“It’s a marathon more than anything,” Lane said. “Our next phase is with our faculty, so our faculty senate chair and faculty committees will be looking at pay equity to see how we can raise those salaries as well.”

Lane said continued salary increases are contingent on increasing enrollment or maintaining current levels. He said the current salary issues stem from a long-standing salary freeze before his arrival and an incomplete 2015 budget passed by the state Senate, which resulted in the loss of 6,000 students.

“I think we’re on the right track to really push things forward and try to do compensation reviews in a way that will help employees see some differences,” Lane said. “Every time we see an increase in tuition revenue and an increase in state appropriations, we’re going to put that money directly on employees so we can address that equity gap.”

The salary increases were proposed by Board Chairman J. Phil Gilbert. Salary increases and bonuses were contingent on meeting performance metrics, including student enrollment and retention and additional fundraising efforts through the SIU Foundation.

Mahoney’s salary increases included an additional $8,700 per year as well as a housing allowance of $35,000 per year and up to $115,000 in additional performance bonuses paid by the SIU Foundation. Lane’s raises included an additional $6,804 per year with an annual housing allowance of $35,000 and up to $35,000 in performance bonuses.

“Anyone who works with the [SIU] The Foundation, regardless of position, receives performance bonuses when current goals are met,” said Board Chairman J. Phil Gilbert. “This approach is common for universities across the country.”

Gilbert said Mahoney and Lane would be intimately involved in a A fundraising of 500 million dollars by the SIU Foundation, a nonprofit organization of allies to faculty and alumni, and the two will help provide their own incentive from the Foundation.

Lyall said the money spent on administrators would be better spent raising salaries at SIU to be more competitive with other similar schools and its sister campus, SIU-Edwardsville (SIUE).

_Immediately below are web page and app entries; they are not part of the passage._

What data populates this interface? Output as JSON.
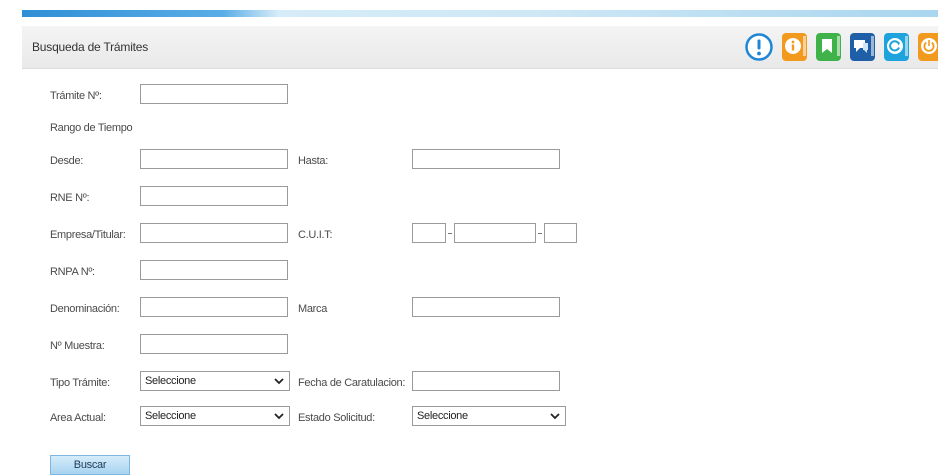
{
  "header": {
    "title": "Busqueda de Trámites",
    "icons": [
      "alert-icon",
      "info-icon",
      "flag-icon",
      "message-icon",
      "reload-icon",
      "power-icon"
    ]
  },
  "form": {
    "tramite_label": "Trámite Nº:",
    "rango_label": "Rango de Tiempo",
    "desde_label": "Desde:",
    "hasta_label": "Hasta:",
    "rne_label": "RNE Nº:",
    "empresa_label": "Empresa/Titular:",
    "cuit_label": "C.U.I.T:",
    "rnpa_label": "RNPA Nº:",
    "denominacion_label": "Denominación:",
    "marca_label": "Marca",
    "muestra_label": "Nº Muestra:",
    "tipo_tramite_label": "Tipo Trámite:",
    "tipo_tramite_value": "Seleccione",
    "fecha_label": "Fecha de Caratulacion:",
    "area_label": "Area Actual:",
    "area_value": "Seleccione",
    "estado_label": "Estado Solicitud:",
    "estado_value": "Seleccione",
    "buscar_label": "Buscar"
  },
  "colors": {
    "accent_orange": "#f29a1e",
    "accent_green": "#3fb34a",
    "accent_navy": "#1f5fa8",
    "accent_cyan": "#1fa3dd",
    "alert_blue": "#1f86d6"
  }
}
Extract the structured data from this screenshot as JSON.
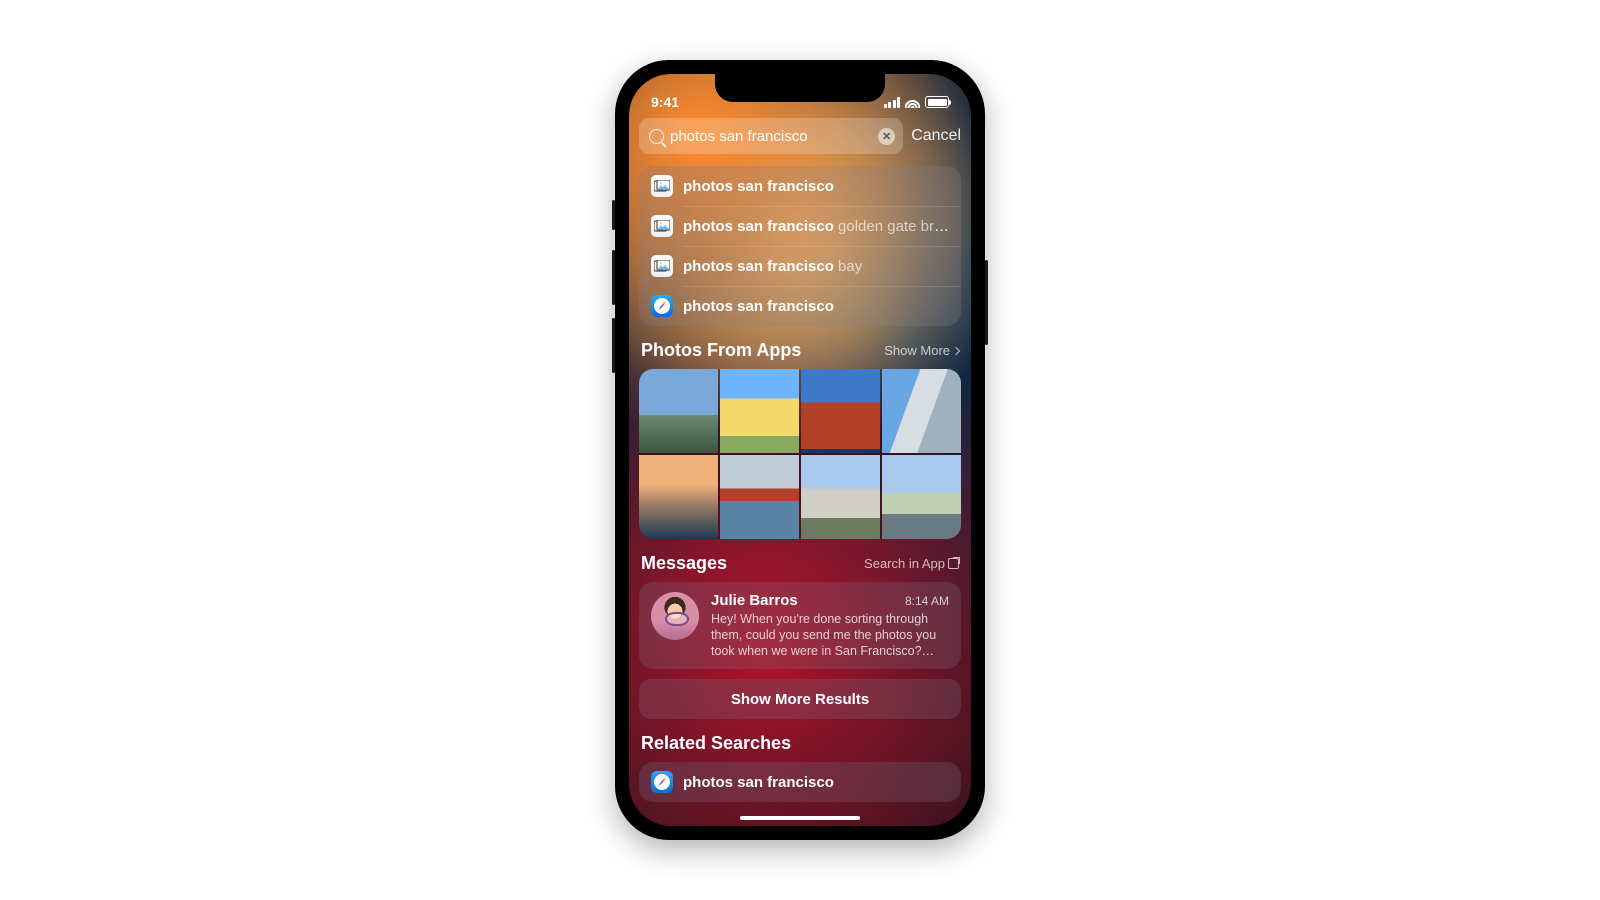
{
  "status": {
    "time": "9:41"
  },
  "search": {
    "query": "photos san francisco",
    "cancel": "Cancel"
  },
  "suggestions": [
    {
      "icon": "photos",
      "bold": "photos san francisco",
      "rest": ""
    },
    {
      "icon": "photos",
      "bold": "photos san francisco",
      "rest": " golden gate bridge"
    },
    {
      "icon": "photos",
      "bold": "photos san francisco",
      "rest": " bay"
    },
    {
      "icon": "safari",
      "bold": "photos san francisco",
      "rest": ""
    }
  ],
  "photos_section": {
    "title": "Photos From Apps",
    "action": "Show More"
  },
  "messages_section": {
    "title": "Messages",
    "action": "Search in App"
  },
  "message": {
    "name": "Julie Barros",
    "time": "8:14 AM",
    "text": "Hey! When you're done sorting through them, could you send me the photos you took when we were in San Francisco? Wa…"
  },
  "show_more_results": "Show More Results",
  "related_section": {
    "title": "Related Searches"
  },
  "related": [
    {
      "icon": "safari",
      "bold": "photos san francisco",
      "rest": ""
    }
  ]
}
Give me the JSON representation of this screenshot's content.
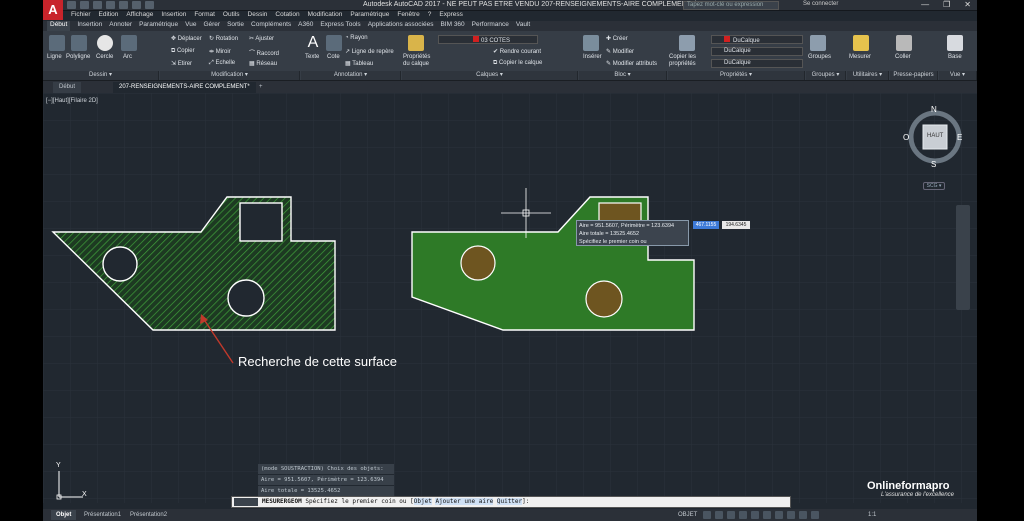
{
  "window": {
    "title": "Autodesk AutoCAD 2017 - NE PEUT PAS ETRE VENDU    207-RENSEIGNEMENTS-AIRE COMPLEMENT.dwg",
    "search_placeholder": "Tapez mot-clé ou expression",
    "connect_label": "Se connecter",
    "controls": [
      "—",
      "❐",
      "✕"
    ]
  },
  "menubar": [
    "Fichier",
    "Edition",
    "Affichage",
    "Insertion",
    "Format",
    "Outils",
    "Dessin",
    "Cotation",
    "Modification",
    "Paramétrique",
    "Fenêtre",
    "?",
    "Express"
  ],
  "ribbon_tabs": [
    "Début",
    "Insertion",
    "Annoter",
    "Paramétrique",
    "Vue",
    "Gérer",
    "Sortie",
    "Compléments",
    "A360",
    "Express Tools",
    "Applications associées",
    "BIM 360",
    "Performance",
    "Vault"
  ],
  "ribbon": {
    "dessin": {
      "title": "Dessin ▾",
      "tools": [
        "Ligne",
        "Polyligne",
        "Cercle",
        "Arc"
      ]
    },
    "modification": {
      "title": "Modification ▾",
      "tools": [
        "Déplacer",
        "Rotation",
        "Ajuster",
        "Copier",
        "Miroir",
        "Raccord",
        "Etirer",
        "Echelle",
        "Réseau"
      ]
    },
    "annotation": {
      "title": "Annotation ▾",
      "tools": [
        "Texte",
        "Cote",
        "Rayon",
        "Ligne de repère",
        "Tableau"
      ]
    },
    "calques": {
      "title": "Calques ▾",
      "tools": [
        "Propriétés du calque",
        "03 COTES",
        "Rendre courant",
        "Copier le calque"
      ]
    },
    "bloc": {
      "title": "Bloc ▾",
      "tools": [
        "Insérer",
        "Créer",
        "Modifier",
        "Modifier attributs"
      ]
    },
    "proprietes": {
      "title": "Propriétés ▾",
      "tools": [
        "Copier les propriétés",
        "DuCalque",
        "DuCalque",
        "DuCalque"
      ]
    },
    "groupes": {
      "title": "Groupes ▾",
      "tools": [
        "Groupes"
      ]
    },
    "utilitaires": {
      "title": "Utilitaires ▾",
      "tools": [
        "Mesurer"
      ]
    },
    "pressepapiers": {
      "title": "Presse-papiers",
      "tools": [
        "Coller"
      ]
    },
    "vue": {
      "title": "Vue ▾",
      "tools": [
        "Base"
      ]
    }
  },
  "doc_tabs": [
    "Début",
    "207-RENSEIGNEMENTS-AIRE COMPLEMENT*",
    "+"
  ],
  "viewport_label": "[−][Haut][Filaire 2D]",
  "viewcube": {
    "face": "HAUT",
    "n": "N",
    "s": "S",
    "e": "E",
    "o": "O",
    "wcs": "SCG ▾"
  },
  "tooltip": {
    "line1": "Aire = 951.5607, Périmètre = 123.6394",
    "line2": "Aire totale = 13525.4652",
    "line3": "Spécifiez le premier coin ou"
  },
  "dynamic_input": {
    "x": "467.1155",
    "y": "194.6345"
  },
  "annotation_text": "Recherche de cette surface",
  "command_history": [
    "(mode SOUSTRACTION) Choix des objets:",
    "Aire = 951.5607, Périmètre = 123.6394",
    "Aire totale = 13525.4652"
  ],
  "command_line": {
    "command": "MESURERGEOM",
    "prompt": "Spécifiez le premier coin ou [",
    "options": [
      "Objet",
      "Ajouter une aire",
      "Quitter"
    ],
    "suffix": "]:"
  },
  "layout_tabs": [
    "Objet",
    "Présentation1",
    "Présentation2"
  ],
  "status": {
    "mode": "OBJET",
    "scale": "1:1"
  },
  "brand": {
    "name": "Onlineformapro",
    "tagline": "L'assurance de l'excellence"
  },
  "ucs": {
    "x_label": "X",
    "y_label": "Y"
  },
  "colors": {
    "canvas": "#212830",
    "hatch_green": "#2f7d2a",
    "fill_green": "#2e7a27",
    "hole_brown": "#6e5520",
    "outline": "#ffffff"
  }
}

“For the past 19 years, I have been an office administrator. A new office administrator in Edwardsville makes 74 cents more than me, and I’ve been an employee for life,” Lyall said.

Lyall said many lower-ranking employees felt the administration was getting special financial treatment at the expense of the rest of the employees who keep the system running.

“The administration continues to be rewarded with raises with our unrepresented employees regardless of timing,” Lyall said. “Try to open our eyes to the difficulties our constituents face on a daily basis. Money is not SIU’s most valuable asset, our most valuable asset is our employees.

Staff reporter William Box can be contacted on [email protected] or on Twitter at @William17455137. To stay up to date with all your Southern Illinois news, follow the Daily Egyptian on Facebook and Twitter.

Edited to name attributions.